A Fabergé gold, enamel and hardstone study of cornflowers, circa 1910
- silver, enamel, rock crystal
- height 12.8cm, 5in.
"In response to your inquiry, we are pleased to provide you with a general report of the condition of the property described above. Since we are not professional conservators or restorers, we urge you to consult with a restorer or conservator of your choice who will be better able to provide a detailed, professional report. Prospective buyers should inspect each lot to satisfy themselves as to condition and must understand that any statement made by Sotheby's is merely a subjective, qualified opinion. Prospective buyers should also refer to any Important Notices regarding this sale, which are printed in the Sale Catalogue.

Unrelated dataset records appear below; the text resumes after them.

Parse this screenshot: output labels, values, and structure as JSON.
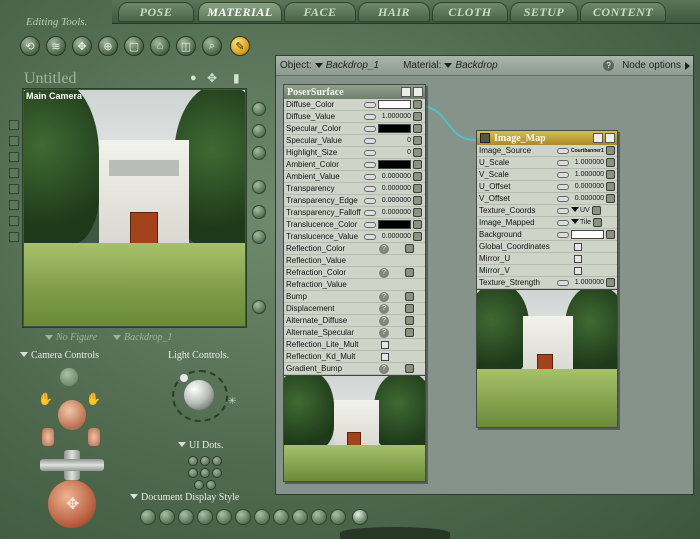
{
  "tabs": [
    "POSE",
    "MATERIAL",
    "FACE",
    "HAIR",
    "CLOTH",
    "SETUP",
    "CONTENT"
  ],
  "active_tab": "MATERIAL",
  "editing_tools_label": "Editing Tools.",
  "document": {
    "title": "Untitled",
    "camera_label": "Main Camera",
    "figure_selector": "No Figure",
    "object_selector": "Backdrop_1"
  },
  "left_panel": {
    "camera_controls_label": "Camera Controls",
    "light_controls_label": "Light Controls.",
    "ui_dots_label": "UI Dots.",
    "document_display_style_label": "Document Display Style"
  },
  "node_editor": {
    "object_label": "Object:",
    "object_value": "Backdrop_1",
    "material_label": "Material:",
    "material_value": "Backdrop",
    "help_glyph": "?",
    "node_options_label": "Node options"
  },
  "poser_surface": {
    "title": "PoserSurface",
    "rows": [
      {
        "name": "Diffuse_Color",
        "kind": "color",
        "color": "#ffffff"
      },
      {
        "name": "Diffuse_Value",
        "kind": "num",
        "value": "1.000000"
      },
      {
        "name": "Specular_Color",
        "kind": "color",
        "color": "#000000"
      },
      {
        "name": "Specular_Value",
        "kind": "num",
        "value": "0"
      },
      {
        "name": "Highlight_Size",
        "kind": "num",
        "value": "0"
      },
      {
        "name": "Ambient_Color",
        "kind": "color",
        "color": "#000000"
      },
      {
        "name": "Ambient_Value",
        "kind": "num",
        "value": "0.000000"
      },
      {
        "name": "Transparency",
        "kind": "num",
        "value": "0.000000"
      },
      {
        "name": "Transparency_Edge",
        "kind": "num",
        "value": "0.000000"
      },
      {
        "name": "Transparency_Falloff",
        "kind": "num",
        "value": "0.000000"
      },
      {
        "name": "Translucence_Color",
        "kind": "color",
        "color": "#000000"
      },
      {
        "name": "Translucence_Value",
        "kind": "num",
        "value": "0.000000"
      },
      {
        "name": "Reflection_Color",
        "kind": "q"
      },
      {
        "name": "Reflection_Value",
        "kind": "none"
      },
      {
        "name": "Refraction_Color",
        "kind": "q"
      },
      {
        "name": "Refraction_Value",
        "kind": "none"
      },
      {
        "name": "Bump",
        "kind": "q"
      },
      {
        "name": "Displacement",
        "kind": "q"
      },
      {
        "name": "Alternate_Diffuse",
        "kind": "q"
      },
      {
        "name": "Alternate_Specular",
        "kind": "q"
      },
      {
        "name": "Reflection_Lite_Mult",
        "kind": "chk"
      },
      {
        "name": "Reflection_Kd_Mult",
        "kind": "chk"
      },
      {
        "name": "Gradient_Bump",
        "kind": "q"
      }
    ]
  },
  "image_map": {
    "title": "Image_Map",
    "rows": [
      {
        "name": "Image_Source",
        "kind": "text",
        "value": "Courtbanner1"
      },
      {
        "name": "U_Scale",
        "kind": "num",
        "value": "1.000000"
      },
      {
        "name": "V_Scale",
        "kind": "num",
        "value": "1.000000"
      },
      {
        "name": "U_Offset",
        "kind": "num",
        "value": "0.000000"
      },
      {
        "name": "V_Offset",
        "kind": "num",
        "value": "0.000000"
      },
      {
        "name": "Texture_Coords",
        "kind": "dd",
        "value": "UV"
      },
      {
        "name": "Image_Mapped",
        "kind": "dd",
        "value": "Tile"
      },
      {
        "name": "Background",
        "kind": "color",
        "color": "#ffffff"
      },
      {
        "name": "Global_Coordinates",
        "kind": "chk"
      },
      {
        "name": "Mirror_U",
        "kind": "chk"
      },
      {
        "name": "Mirror_V",
        "kind": "chk"
      },
      {
        "name": "Texture_Strength",
        "kind": "num",
        "value": "1.000000"
      }
    ]
  }
}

NOTWITHSTANDING THIS REPORT OR ANY DISCUSSIONS CONCERNING A LOT, ALL LOTS ARE OFFERED AND SOLD AS IS" IN ACCORDANCE WITH THE CONDITIONS OF BUSINESS PRINTED IN THE SALE CATALOGUE."

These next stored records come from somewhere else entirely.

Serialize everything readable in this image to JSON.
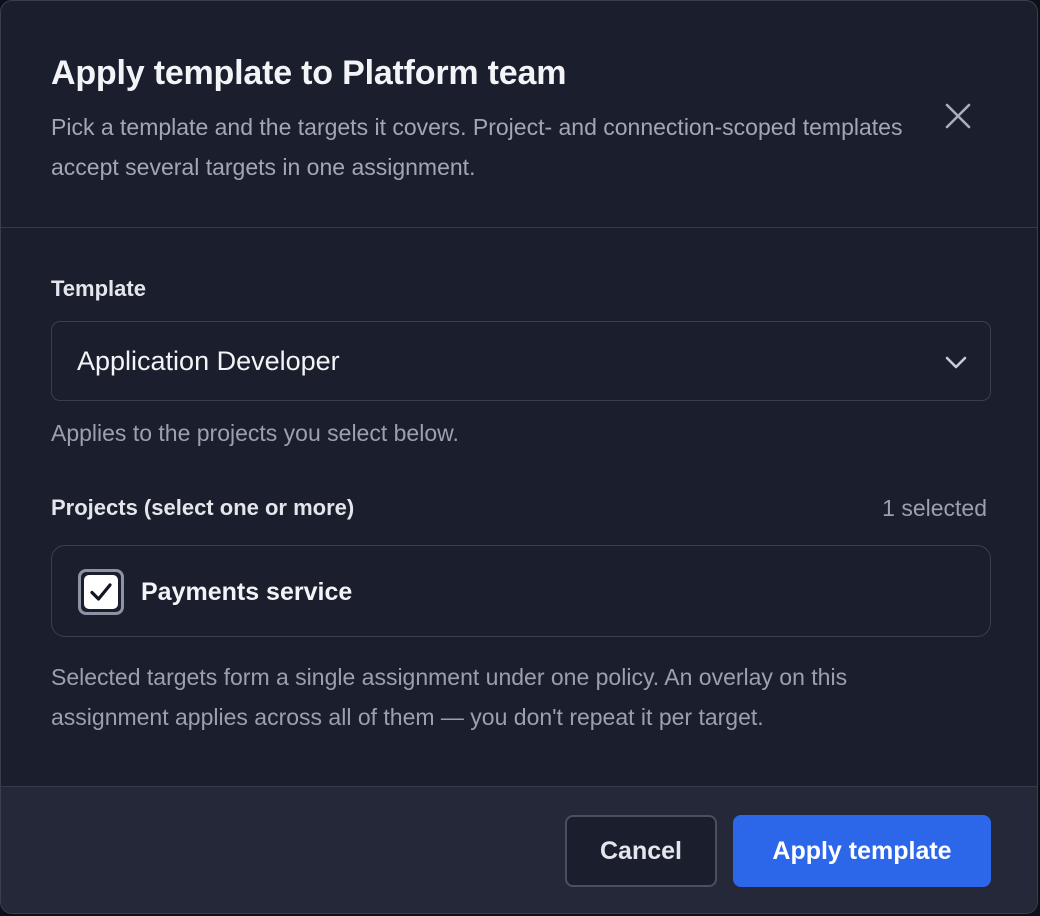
{
  "dialog": {
    "title": "Apply template to Platform team",
    "subtitle": "Pick a template and the targets it covers. Project- and connection-scoped templates accept several targets in one assignment.",
    "close_icon": "close-icon"
  },
  "template": {
    "label": "Template",
    "selected_value": "Application Developer",
    "chevron_icon": "chevron-down-icon",
    "hint": "Applies to the projects you select below."
  },
  "projects": {
    "label": "Projects (select one or more)",
    "selected_count": "1 selected",
    "items": [
      {
        "label": "Payments service",
        "checked": true
      }
    ],
    "note": "Selected targets form a single assignment under one policy. An overlay on this assignment applies across all of them — you don't repeat it per target."
  },
  "footer": {
    "cancel_label": "Cancel",
    "apply_label": "Apply template"
  },
  "colors": {
    "background": "#1b1f2d",
    "footer": "#242839",
    "accent": "#2c67ea",
    "border": "#3a3f4e"
  }
}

The best-known example of this latter group is the cornflower study in the Matilda Geddings Gray Collection, now on long-term loan to the Metropolitan Museum of Art, New York (illustrated, J. Keefe, Masterpieces of Fabergé: The Matilda Geddings Gray Foundation Collection, New Orleans, 1993, pp. 86-87). The Gray cornflower rests in an Art Nouveau Tiffany-style Favrile glass pot made by the Imperial Glass Works and is reputed to have belonged to Empress Alexandra Feodorovna. Two further related examples were exhibited, A la Vieille Russie, New York, ‘Fabergé: A Loan Exhibition for the Benefit of the Cooper-Hewitt Museum’, 1983, nos. 455 and 456, and are illustrated in the exhibition catalogue, p. 124.